Task instructions - Under no circumstances alter the records; copy each one exactly.
• • • •
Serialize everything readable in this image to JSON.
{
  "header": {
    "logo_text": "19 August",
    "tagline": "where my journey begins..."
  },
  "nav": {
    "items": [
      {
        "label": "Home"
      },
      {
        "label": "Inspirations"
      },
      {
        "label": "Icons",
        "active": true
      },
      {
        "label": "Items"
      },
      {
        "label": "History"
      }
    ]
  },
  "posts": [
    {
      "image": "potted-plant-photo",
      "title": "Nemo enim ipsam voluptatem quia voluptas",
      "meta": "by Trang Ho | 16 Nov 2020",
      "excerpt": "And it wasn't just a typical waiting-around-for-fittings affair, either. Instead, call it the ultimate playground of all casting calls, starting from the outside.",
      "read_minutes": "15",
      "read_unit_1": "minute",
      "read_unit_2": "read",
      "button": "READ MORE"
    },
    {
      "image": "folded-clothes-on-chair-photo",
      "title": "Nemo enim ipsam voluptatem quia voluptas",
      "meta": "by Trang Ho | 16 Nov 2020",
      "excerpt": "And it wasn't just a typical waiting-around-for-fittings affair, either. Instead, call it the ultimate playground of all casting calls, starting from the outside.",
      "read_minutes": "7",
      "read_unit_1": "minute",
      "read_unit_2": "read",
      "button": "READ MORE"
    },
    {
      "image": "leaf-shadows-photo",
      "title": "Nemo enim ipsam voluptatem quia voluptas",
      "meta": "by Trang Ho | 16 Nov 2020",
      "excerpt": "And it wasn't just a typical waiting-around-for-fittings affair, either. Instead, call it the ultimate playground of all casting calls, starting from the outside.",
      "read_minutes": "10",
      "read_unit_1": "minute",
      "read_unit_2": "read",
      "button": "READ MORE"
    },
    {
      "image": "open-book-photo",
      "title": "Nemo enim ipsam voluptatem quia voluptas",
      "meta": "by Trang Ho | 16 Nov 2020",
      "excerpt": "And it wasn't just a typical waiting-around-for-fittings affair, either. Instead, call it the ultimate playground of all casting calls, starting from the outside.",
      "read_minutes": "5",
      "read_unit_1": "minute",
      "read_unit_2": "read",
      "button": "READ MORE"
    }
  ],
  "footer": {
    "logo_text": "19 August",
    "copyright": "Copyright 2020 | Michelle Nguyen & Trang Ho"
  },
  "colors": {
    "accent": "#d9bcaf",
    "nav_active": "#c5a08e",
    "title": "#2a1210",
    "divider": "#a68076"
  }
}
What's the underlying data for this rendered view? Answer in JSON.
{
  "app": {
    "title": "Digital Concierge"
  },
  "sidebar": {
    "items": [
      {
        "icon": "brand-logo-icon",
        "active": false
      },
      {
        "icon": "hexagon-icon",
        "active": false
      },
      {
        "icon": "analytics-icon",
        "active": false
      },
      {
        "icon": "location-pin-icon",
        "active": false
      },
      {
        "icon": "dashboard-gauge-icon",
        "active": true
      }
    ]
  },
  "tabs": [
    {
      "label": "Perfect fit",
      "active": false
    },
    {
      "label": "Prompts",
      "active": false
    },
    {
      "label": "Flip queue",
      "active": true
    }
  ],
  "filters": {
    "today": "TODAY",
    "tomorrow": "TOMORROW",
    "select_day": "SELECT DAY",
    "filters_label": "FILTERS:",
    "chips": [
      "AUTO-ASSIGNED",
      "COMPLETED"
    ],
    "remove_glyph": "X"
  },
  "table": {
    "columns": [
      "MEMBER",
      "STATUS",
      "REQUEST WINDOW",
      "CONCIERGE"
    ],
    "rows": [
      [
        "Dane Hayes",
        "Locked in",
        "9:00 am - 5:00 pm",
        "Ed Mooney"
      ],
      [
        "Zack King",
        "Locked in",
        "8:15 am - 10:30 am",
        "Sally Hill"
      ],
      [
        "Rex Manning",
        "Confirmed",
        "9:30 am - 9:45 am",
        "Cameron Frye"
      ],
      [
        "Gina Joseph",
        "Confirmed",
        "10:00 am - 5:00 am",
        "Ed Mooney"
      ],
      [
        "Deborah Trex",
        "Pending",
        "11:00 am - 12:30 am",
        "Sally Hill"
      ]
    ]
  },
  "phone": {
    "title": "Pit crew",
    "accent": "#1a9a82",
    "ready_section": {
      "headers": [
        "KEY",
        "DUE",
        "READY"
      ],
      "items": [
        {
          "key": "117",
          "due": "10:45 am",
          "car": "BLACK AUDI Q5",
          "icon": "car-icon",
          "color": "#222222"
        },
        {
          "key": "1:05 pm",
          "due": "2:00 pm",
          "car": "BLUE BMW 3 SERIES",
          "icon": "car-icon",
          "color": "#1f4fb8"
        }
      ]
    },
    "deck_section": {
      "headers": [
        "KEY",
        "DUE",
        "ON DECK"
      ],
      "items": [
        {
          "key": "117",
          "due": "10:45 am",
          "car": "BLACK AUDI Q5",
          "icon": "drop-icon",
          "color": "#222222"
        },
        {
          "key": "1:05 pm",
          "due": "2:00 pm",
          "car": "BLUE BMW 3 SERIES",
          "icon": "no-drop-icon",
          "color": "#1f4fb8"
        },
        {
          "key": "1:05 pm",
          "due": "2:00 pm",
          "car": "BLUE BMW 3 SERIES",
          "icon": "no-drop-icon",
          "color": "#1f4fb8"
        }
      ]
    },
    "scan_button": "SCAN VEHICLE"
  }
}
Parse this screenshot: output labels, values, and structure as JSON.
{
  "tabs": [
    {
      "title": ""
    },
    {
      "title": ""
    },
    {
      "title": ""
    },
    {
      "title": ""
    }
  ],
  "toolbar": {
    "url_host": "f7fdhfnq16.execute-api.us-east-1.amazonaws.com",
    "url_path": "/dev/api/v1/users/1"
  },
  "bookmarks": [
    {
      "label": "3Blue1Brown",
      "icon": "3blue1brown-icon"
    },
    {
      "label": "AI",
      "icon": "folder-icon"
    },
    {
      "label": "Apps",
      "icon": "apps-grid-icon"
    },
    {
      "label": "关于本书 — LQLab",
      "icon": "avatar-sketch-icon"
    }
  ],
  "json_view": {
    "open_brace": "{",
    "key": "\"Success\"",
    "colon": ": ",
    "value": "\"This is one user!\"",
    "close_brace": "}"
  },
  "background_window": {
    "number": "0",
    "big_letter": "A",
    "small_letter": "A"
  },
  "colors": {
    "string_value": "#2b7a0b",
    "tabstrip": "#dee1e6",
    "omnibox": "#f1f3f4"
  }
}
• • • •
Result of this exercise -
Serialize everything readable in this image to JSON.
{
  "header": {
    "logo_text": "19 August",
    "tagline": "where my journey begins..."
  },
  "nav": {
    "items": [
      {
        "label": "Home"
      },
      {
        "label": "Inspirations"
      },
      {
        "label": "Icons",
        "active": true
      },
      {
        "label": "Items"
      },
      {
        "label": "History"
      }
    ]
  },
  "posts": [
    {
      "image": "potted-plant-photo",
      "title": "Nemo enim ipsam voluptatem quia voluptas",
      "meta": "by Trang Ho | 16 Nov 2020",
      "excerpt": "And it wasn't just a typical waiting-around-for-fittings affair, either. Instead, call it the ultimate playground of all casting calls, starting from the outside.",
      "read_minutes": "15",
      "read_unit_1": "minute",
      "read_unit_2": "read",
      "button": "READ MORE"
    },
    {
      "image": "folded-clothes-on-chair-photo",
      "title": "Nemo enim ipsam voluptatem quia voluptas",
      "meta": "by Trang Ho | 16 Nov 2020",
      "excerpt": "And it wasn't just a typical waiting-around-for-fittings affair, either. Instead, call it the ultimate playground of all casting calls, starting from the outside.",
      "read_minutes": "7",
      "read_unit_1": "minute",
      "read_unit_2": "read",
      "button": "READ MORE"
    },
    {
      "image": "leaf-shadows-photo",
      "title": "Nemo enim ipsam voluptatem quia voluptas",
      "meta": "by Trang Ho | 16 Nov 2020",
      "excerpt": "And it wasn't just a typical waiting-around-for-fittings affair, either. Instead, call it the ultimate playground of all casting calls, starting from the outside.",
      "read_minutes": "10",
      "read_unit_1": "minute",
      "read_unit_2": "read",
      "button": "READ MORE"
    },
    {
      "image": "open-book-photo",
      "title": "Nemo enim ipsam voluptatem quia voluptas",
      "meta": "by Trang Ho | 16 Nov 2020",
      "excerpt": "And it wasn't just a typical waiting-around-for-fittings affair, either. Instead, call it the ultimate playground of all casting calls, starting from the outside.",
      "read_minutes": "5",
      "read_unit_1": "minute",
      "read_unit_2": "read",
      "button": "READ MORE"
    }
  ],
  "footer": {
    "logo_text": "19 August",
    "copyright": "Copyright 2020 | Michelle Nguyen & Trang Ho"
  },
  "colors": {
    "accent": "#d9bcaf",
    "nav_active": "#c5a08e",
    "title": "#2a1210",
    "divider": "#a68076"
  }
}
What's the underlying data for this rendered view? Answer in JSON.
{
  "app": {
    "title": "Digital Concierge"
  },
  "sidebar": {
    "items": [
      {
        "icon": "brand-logo-icon",
        "active": false
      },
      {
        "icon": "hexagon-icon",
        "active": false
      },
      {
        "icon": "analytics-icon",
        "active": false
      },
      {
        "icon": "location-pin-icon",
        "active": false
      },
      {
        "icon": "dashboard-gauge-icon",
        "active": true
      }
    ]
  },
  "tabs": [
    {
      "label": "Perfect fit",
      "active": false
    },
    {
      "label": "Prompts",
      "active": false
    },
    {
      "label": "Flip queue",
      "active": true
    }
  ],
  "filters": {
    "today": "TODAY",
    "tomorrow": "TOMORROW",
    "select_day": "SELECT DAY",
    "filters_label": "FILTERS:",
    "chips": [
      "AUTO-ASSIGNED",
      "COMPLETED"
    ],
    "remove_glyph": "X"
  },
  "table": {
    "columns": [
      "MEMBER",
      "STATUS",
      "REQUEST WINDOW",
      "CONCIERGE"
    ],
    "rows": [
      [
        "Dane Hayes",
        "Locked in",
        "9:00 am - 5:00 pm",
        "Ed Mooney"
      ],
      [
        "Zack King",
        "Locked in",
        "8:15 am - 10:30 am",
        "Sally Hill"
      ],
      [
        "Rex Manning",
        "Confirmed",
        "9:30 am - 9:45 am",
        "Cameron Frye"
      ],
      [
        "Gina Joseph",
        "Confirmed",
        "10:00 am - 5:00 am",
        "Ed Mooney"
      ],
      [
        "Deborah Trex",
        "Pending",
        "11:00 am - 12:30 am",
        "Sally Hill"
      ]
    ]
  },
  "phone": {
    "title": "Pit crew",
    "accent": "#1a9a82",
    "ready_section": {
      "headers": [
        "KEY",
        "DUE",
        "READY"
      ],
      "items": [
        {
          "key": "117",
          "due": "10:45 am",
          "car": "BLACK AUDI Q5",
          "icon": "car-icon",
          "color": "#222222"
        },
        {
          "key": "1:05 pm",
          "due": "2:00 pm",
          "car": "BLUE BMW 3 SERIES",
          "icon": "car-icon",
          "color": "#1f4fb8"
        }
      ]
    },
    "deck_section": {
      "headers": [
        "KEY",
        "DUE",
        "ON DECK"
      ],
      "items": [
        {
          "key": "117",
          "due": "10:45 am",
          "car": "BLACK AUDI Q5",
          "icon": "drop-icon",
          "color": "#222222"
        },
        {
          "key": "1:05 pm",
          "due": "2:00 pm",
          "car": "BLUE BMW 3 SERIES",
          "icon": "no-drop-icon",
          "color": "#1f4fb8"
        },
        {
          "key": "1:05 pm",
          "due": "2:00 pm",
          "car": "BLUE BMW 3 SERIES",
          "icon": "no-drop-icon",
          "color": "#1f4fb8"
        }
      ]
    },
    "scan_button": "SCAN VEHICLE"
  }
}
Parse this screenshot: output labels, values, and structure as JSON.
{
  "tabs": [
    {
      "title": ""
    },
    {
      "title": ""
    },
    {
      "title": ""
    },
    {
      "title": ""
    }
  ],
  "toolbar": {
    "url_host": "f7fdhfnq16.execute-api.us-east-1.amazonaws.com",
    "url_path": "/dev/api/v1/users/1"
  },
  "bookmarks": [
    {
      "label": "3Blue1Brown",
      "icon": "3blue1brown-icon"
    },
    {
      "label": "AI",
      "icon": "folder-icon"
    },
    {
      "label": "Apps",
      "icon": "apps-grid-icon"
    },
    {
      "label": "关于本书 — LQLab",
      "icon": "avatar-sketch-icon"
    }
  ],
  "json_view": {
    "open_brace": "{",
    "key": "\"Success\"",
    "colon": ": ",
    "value": "\"This is one user!\"",
    "close_brace": "}"
  },
  "background_window": {
    "number": "0",
    "big_letter": "A",
    "small_letter": "A"
  },
  "colors": {
    "string_value": "#2b7a0b",
    "tabstrip": "#dee1e6",
    "omnibox": "#f1f3f4"
  }
}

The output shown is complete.